where object_name(s.object_id) in (‘tst_tbl_indexes’,‘tst_tbl_heap’)

go

— we get user_seeks=2

select object_name(s.object_id),i.name, *

from sys.dm_db_index_operational_stats (db_id(),0,NULL,0) s

inner join sys.indexes i on s.object_id=i.object_id and i.index_id=s.index_id

where object_name(s.object_id) in (‘tst_tbl_indexes’,‘tst_tbl_heap’)

go

— singleton_lookups=4 on our PK, nothing on the second (1 per selected rows above)

— and finally clean up those tables

IF object_id(‘tst_tbl_heap’,‘U’) is not null drop table tst_tbl_heap

IF object_id(‘tst_tbl_indexes’,‘U’) is not null drop table tst_tbl_indexes

 

Now I am not going to go into detail – there are plenty of other postings out there

but what I am going to do is to summarise how we can use these differences

sys.dm_db_index_usage_stats

Is cleared when service starts / reboots etc. So keep that firmly in mind

Good to help identify if an index is used – no entry unless it is

Good to help identify if a table is used – no entry unless it is

Has handy dates can help show when types of activity were last used

Has counts to help identify frequency of use

If machine has been up for the entire period that encapsulates all usage then can highlight unused indexes and consider their removal

 

sys.dm_db_index_operational_stats

Exists when table / indexes are created

Shows volumes of activity (plan, rows, pages), not just an instance

Far more detailed to help identify what type of activity

Shows row_lock_wait_count – indicating lock contention

Can measure the cost of having an index, or missing one

 

Lets look at the different types of activity that is going to be recorded:

 

SQL Statement   Read Write

Select          Yes  No

Insert          No   Yes on all indexes

Update          Yes  Yes if row affects the index

Delete          Yes  Yes

 

Armed with the above table, looking at DMV’s activity, you can soon work out where possible areas of further inspection are. Now go read books on line for a more detailed understanding of what each column is saying…

 

http://msdn.microsoft.com/en-us/library/ms188755.aspx
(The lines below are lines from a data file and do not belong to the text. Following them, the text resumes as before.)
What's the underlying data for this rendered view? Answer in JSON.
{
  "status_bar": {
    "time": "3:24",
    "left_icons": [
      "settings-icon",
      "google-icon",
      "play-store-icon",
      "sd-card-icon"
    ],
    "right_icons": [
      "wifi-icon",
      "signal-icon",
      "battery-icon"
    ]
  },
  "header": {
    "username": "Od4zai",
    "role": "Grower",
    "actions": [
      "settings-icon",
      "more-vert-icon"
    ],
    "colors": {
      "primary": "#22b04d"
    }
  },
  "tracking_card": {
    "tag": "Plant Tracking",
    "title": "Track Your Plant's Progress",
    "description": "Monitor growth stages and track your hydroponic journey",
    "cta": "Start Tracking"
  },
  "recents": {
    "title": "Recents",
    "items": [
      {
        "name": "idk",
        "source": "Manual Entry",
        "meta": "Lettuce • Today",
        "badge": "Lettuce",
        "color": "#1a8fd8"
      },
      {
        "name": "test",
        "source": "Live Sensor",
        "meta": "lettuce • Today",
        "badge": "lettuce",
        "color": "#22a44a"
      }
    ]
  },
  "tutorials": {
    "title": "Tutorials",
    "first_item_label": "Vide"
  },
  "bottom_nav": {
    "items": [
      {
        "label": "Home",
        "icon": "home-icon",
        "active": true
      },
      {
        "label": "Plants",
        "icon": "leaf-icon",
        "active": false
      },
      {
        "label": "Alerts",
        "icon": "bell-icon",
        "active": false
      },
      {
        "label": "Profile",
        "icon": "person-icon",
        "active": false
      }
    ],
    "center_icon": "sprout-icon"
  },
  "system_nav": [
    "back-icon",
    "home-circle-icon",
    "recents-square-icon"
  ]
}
http://msdn.microsoft.com/en-us/library/ms174281.aspx

Reference: Ritesh Shah
http://www.sqlhub.com
Note: Microsoft Books online is a default reference of all articles but examples and explanations prepared by Ritesh Shah, founder of http://www.SQLHub.com

Microsoft SQL Server Blog. Fight the fear of SQL with SQLHub.com. Founder is Ritesh Shah